(Dataset excerpts begins)

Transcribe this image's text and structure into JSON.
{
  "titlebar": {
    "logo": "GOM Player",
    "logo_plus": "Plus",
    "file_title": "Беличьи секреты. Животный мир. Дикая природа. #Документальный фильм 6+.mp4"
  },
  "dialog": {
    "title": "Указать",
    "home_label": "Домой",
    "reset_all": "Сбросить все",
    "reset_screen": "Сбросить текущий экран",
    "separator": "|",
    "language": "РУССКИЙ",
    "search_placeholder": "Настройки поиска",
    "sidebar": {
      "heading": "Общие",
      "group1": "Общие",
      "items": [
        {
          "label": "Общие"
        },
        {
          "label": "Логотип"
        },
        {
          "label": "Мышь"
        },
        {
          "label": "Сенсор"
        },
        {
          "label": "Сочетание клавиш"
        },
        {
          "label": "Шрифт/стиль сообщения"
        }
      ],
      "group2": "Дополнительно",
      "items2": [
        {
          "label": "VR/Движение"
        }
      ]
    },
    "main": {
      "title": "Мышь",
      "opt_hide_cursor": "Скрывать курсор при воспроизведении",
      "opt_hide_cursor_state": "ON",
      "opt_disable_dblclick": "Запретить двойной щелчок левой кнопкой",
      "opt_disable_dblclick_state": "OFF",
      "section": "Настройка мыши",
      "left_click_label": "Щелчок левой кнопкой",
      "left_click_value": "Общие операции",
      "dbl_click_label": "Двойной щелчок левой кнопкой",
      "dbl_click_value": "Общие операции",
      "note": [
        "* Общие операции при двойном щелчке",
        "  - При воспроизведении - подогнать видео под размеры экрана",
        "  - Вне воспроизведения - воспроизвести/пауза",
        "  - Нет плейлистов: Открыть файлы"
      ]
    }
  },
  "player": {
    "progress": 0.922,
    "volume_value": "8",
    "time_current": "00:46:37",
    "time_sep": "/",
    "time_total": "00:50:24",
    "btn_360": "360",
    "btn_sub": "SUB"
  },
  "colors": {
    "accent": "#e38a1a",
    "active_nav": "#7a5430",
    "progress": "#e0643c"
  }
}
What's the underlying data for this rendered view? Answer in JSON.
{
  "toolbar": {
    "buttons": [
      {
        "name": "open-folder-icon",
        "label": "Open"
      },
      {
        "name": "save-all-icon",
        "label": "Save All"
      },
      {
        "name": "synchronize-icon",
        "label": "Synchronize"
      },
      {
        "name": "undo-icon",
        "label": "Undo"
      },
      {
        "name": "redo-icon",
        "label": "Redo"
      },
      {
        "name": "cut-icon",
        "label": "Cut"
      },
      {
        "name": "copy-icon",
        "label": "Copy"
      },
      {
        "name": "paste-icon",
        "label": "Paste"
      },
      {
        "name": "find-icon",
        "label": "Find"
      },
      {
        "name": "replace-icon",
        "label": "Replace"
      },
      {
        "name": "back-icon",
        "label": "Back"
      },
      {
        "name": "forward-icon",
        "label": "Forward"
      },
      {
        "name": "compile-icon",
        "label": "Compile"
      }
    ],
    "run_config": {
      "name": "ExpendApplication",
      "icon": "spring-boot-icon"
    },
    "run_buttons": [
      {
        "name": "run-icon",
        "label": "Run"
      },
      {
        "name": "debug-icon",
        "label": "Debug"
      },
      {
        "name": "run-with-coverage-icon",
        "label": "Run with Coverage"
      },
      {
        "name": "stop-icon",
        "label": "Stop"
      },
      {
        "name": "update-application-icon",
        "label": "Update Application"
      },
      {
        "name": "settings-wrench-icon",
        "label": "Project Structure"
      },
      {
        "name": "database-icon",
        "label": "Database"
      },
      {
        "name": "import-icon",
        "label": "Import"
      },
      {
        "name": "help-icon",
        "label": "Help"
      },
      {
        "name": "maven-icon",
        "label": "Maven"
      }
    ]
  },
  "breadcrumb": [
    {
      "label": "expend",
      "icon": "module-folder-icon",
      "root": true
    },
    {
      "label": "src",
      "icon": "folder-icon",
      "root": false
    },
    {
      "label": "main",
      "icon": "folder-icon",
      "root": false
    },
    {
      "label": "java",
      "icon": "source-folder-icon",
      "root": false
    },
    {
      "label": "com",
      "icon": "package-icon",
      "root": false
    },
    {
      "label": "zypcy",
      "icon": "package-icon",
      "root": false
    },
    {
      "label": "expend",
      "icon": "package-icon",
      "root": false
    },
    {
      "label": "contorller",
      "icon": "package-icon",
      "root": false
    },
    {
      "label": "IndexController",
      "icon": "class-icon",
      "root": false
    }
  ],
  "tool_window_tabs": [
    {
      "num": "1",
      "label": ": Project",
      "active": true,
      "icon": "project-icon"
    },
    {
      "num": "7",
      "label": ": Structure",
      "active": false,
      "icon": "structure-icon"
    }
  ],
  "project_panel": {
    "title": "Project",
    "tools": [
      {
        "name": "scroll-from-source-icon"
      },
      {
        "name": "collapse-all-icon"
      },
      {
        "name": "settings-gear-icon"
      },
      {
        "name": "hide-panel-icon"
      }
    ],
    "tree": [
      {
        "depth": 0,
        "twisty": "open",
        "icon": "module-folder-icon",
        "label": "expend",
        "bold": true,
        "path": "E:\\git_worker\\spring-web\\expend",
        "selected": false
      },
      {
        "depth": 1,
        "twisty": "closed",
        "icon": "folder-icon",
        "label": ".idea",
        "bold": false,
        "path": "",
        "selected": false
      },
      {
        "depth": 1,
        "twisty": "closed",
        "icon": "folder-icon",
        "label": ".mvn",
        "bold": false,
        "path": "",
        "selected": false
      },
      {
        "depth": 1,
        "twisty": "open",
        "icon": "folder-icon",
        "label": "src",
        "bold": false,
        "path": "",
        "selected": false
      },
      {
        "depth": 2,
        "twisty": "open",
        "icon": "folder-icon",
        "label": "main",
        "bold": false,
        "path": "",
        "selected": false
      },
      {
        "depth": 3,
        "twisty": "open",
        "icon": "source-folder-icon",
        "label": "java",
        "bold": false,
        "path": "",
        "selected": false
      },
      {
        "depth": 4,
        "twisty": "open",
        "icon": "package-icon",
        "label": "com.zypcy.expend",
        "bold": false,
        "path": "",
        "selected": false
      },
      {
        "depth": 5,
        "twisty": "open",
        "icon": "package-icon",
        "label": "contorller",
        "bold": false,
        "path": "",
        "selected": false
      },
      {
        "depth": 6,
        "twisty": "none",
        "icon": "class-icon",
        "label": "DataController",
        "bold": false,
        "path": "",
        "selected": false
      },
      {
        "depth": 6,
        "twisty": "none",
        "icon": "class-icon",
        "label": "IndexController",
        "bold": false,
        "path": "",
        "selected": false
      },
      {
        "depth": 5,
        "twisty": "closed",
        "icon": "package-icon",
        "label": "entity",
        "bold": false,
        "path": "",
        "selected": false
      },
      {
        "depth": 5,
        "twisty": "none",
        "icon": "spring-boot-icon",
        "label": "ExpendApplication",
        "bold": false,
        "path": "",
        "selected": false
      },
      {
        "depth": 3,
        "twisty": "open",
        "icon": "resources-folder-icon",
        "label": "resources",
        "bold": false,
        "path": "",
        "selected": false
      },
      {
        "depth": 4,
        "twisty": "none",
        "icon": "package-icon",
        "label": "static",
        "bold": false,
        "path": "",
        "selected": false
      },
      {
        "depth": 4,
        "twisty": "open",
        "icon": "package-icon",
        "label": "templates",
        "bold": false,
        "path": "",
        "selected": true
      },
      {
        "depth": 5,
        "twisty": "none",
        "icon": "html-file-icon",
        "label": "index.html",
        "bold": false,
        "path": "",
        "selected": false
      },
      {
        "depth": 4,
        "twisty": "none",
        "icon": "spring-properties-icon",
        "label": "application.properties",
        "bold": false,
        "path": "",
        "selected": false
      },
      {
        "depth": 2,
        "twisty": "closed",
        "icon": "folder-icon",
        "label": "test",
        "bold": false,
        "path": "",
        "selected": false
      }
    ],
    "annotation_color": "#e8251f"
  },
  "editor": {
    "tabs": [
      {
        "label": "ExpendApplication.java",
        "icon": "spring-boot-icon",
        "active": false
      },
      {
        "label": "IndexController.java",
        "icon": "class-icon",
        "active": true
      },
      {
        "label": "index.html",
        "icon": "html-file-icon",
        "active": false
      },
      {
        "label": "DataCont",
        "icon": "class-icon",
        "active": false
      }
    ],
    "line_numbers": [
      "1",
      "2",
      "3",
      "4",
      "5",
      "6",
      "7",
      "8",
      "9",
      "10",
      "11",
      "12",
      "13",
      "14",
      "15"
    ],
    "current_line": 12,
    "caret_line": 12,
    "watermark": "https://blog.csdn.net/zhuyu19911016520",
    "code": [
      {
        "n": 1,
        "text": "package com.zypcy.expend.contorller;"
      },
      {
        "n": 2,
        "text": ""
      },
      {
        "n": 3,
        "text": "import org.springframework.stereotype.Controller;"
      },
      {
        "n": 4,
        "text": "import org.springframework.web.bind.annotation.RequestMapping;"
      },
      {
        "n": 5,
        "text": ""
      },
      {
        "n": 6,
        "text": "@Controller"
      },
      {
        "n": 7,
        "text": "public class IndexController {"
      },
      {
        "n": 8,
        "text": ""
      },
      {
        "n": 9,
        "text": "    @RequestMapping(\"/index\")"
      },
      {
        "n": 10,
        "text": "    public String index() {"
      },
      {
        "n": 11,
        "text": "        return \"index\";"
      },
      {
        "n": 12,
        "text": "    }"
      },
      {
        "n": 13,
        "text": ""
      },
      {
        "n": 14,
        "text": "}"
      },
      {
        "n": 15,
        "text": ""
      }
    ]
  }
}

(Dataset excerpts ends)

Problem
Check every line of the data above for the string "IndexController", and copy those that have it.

Exercise solution
      "label": "IndexController",
        "label": "IndexController",
        "label": "IndexController.java",
        "text": "public class IndexController {"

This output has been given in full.